trust yourself

Empowerment: Trust Yourself

Lake Superior at Sunset. A place to contemplate trust. Photo by Jeff Wooten.

Lake Superior at Sunset. A place to contemplate trust. Photo by Jeff Wooten.

I got new glasses recently. They are pretty cool—Tom Ford’s with a fancy detail on the hinge. When they came in, I had that scared feeling in the pit of my stomach “Oh no, what if I didn’t get the right pair of glasses?”

Well, luckily, there are no spectacle police out haunting the suburbs in Texas, ready to throw me in “bad-look- for-you jail.”

The only one coming down hard on my choice of glasses is me, myself and I.

In the big scheme of things, glasses are pretty minor. But the fact that I’d already bought them and was wearing them meant I should have put that decision behind myself and moved on. I should have trusted my decision in the first place.

This lack of trust shows up in so many ways. The other day, I had a meeting with a potential client and was getting some bad vibes. She seemed nice enough and clearly wanted to work with me, but I had a gut reaction that was saying no. My rational side was saying “Laura, her money is just as green as anyone’s,” but my intuition was telling me to run and hide.

Your Intuition Matters

Jen Sincero talks about intuition in 10 Secrets to Being a Baddass. She says “hone, listen and trust your intuition” and recommends asking for guidance from your intuition.

Personal friend, life coach, mojo whisperer and author of Little Book of Big Mojo says “When you learn how to trust your intuition, you learn how to trust yourself.” She warns that intuition whispers to us, it doesn’t shout and that when we ignore it, the results show up in bad jobs, unhealthy relationships, poor health and money problems.

Why is it so hard to trust yourself?

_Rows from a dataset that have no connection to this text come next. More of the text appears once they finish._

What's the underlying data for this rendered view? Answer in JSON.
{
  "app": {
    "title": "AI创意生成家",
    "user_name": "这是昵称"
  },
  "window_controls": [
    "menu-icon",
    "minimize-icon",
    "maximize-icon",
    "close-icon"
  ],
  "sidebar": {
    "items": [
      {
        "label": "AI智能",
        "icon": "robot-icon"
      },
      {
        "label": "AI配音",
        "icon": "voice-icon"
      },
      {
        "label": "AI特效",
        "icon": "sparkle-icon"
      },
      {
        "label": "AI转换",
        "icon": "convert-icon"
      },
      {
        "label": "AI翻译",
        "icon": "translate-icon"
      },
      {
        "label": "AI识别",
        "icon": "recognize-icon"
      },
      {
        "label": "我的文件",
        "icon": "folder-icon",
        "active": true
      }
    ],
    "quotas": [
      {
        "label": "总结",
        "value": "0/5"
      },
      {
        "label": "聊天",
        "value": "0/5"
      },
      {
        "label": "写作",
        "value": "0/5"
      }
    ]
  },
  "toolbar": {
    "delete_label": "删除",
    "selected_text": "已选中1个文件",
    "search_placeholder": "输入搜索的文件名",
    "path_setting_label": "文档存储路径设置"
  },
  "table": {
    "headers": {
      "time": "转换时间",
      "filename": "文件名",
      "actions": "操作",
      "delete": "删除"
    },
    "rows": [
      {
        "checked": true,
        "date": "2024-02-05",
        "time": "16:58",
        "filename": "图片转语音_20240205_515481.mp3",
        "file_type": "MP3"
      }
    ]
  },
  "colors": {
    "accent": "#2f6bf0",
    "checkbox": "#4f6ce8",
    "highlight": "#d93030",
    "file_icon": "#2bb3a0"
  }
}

Truly, I believe we start out in this world trusting ourselves, sure of our position in the world and knowing exactly what we want to do. Yet we unlearn this quickly by the constraints of society and of loving parents who want to keep us safe.

We learn that pleasing others is the safe route.

That choosing money over happiness is the safe route.

That hiding in the back of the classroom is the safe route.

Ego is the culprit. Ego wants everything to be about ME, how I look, how I act, my reputation. It controls and manipulates us, judges us and can stop us from taking important actions to protect us from vulnerability, embarrassment, and shame.

Give Credit Where Credit’s Due

Take some time and think about where you trust yourself and where you don’t.

  • Do you drive a car? Check. You trust yourself to navigate to a location, through the elements and the other crazy drivers out there.

  • Do you swim? Check. You trust yourself not to drown.

  • Do you work? Check. You trust yourself and your abilities to get the job done.

  • Do you recommend a movie you like? Check. You trust your opinion and don’t fear judgement from someone who disagrees.*

  • Do you post on social media? Check. You trust that your comments are worthy.

While these may seem mundane, the nuggets of self trust are there. Start noticing when you don’t want to do things—and see if it is related to your trust in yourself. Then decide what you need to do.

There are times I don’t trust my ability to climb a ladder, to stand up for myself or to use the bbq grill (I have a fear of fire). Evaluate which areas of these are self-improvement projects and which are things you can work around. I can hire someone to climb a ladder, my husband is great on the bbq grill, but as for standing up for myself. I need to trust myself for that. It’s pretty important.

Empowerment Starts with Trust

To be empowered, you must trust yourself. You must know you’ve got what it takes. You must know that that inner voice, the one that whispers but doesn’t shout, is worth listening to. That inner guide will take you places your ego won’t — and who knows what you’ll discover on the way?

*True story. I used to never give my opinion of things out of fear of judgement. I didn’t trust my opinion and I cared too much about what others thought. That was before I became empowered.